* Interface dataset entries:
▼

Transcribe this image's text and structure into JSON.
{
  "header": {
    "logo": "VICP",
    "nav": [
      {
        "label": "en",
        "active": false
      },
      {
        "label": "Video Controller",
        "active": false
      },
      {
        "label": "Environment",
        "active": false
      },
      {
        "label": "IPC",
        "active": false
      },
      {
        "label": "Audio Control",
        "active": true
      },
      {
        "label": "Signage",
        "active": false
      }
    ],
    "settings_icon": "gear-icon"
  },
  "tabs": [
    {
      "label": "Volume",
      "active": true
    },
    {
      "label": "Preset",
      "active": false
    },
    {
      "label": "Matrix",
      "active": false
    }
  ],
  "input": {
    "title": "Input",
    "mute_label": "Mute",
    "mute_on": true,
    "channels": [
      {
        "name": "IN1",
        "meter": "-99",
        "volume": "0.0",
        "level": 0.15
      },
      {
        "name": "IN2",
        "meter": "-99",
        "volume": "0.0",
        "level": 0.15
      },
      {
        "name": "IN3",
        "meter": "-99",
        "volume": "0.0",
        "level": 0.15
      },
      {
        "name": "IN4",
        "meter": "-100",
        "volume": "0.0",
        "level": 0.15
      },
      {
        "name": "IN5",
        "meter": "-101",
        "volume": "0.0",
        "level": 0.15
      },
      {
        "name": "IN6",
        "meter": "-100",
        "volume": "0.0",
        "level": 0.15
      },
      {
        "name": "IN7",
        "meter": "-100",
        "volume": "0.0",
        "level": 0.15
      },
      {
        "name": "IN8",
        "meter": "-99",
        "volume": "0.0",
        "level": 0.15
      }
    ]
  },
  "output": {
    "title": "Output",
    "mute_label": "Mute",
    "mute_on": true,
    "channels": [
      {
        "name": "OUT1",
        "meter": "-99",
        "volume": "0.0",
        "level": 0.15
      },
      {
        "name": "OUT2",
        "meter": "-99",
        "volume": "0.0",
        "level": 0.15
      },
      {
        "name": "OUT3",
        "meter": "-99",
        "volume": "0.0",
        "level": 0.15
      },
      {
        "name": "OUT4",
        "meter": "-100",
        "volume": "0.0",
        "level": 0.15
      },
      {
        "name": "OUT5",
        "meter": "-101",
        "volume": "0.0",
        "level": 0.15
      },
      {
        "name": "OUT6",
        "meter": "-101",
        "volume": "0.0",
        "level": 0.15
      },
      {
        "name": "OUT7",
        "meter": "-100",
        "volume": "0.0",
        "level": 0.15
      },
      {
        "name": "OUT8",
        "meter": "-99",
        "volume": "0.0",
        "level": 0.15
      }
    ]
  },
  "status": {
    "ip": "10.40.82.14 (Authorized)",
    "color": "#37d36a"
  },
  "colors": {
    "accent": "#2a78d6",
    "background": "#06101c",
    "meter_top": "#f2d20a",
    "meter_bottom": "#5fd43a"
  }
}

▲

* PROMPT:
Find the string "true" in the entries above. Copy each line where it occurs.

* OUTPUT FOR THIS EXERCISE:
        "active": true
      "active": true
    "mute_on": true,
    "mute_on": true,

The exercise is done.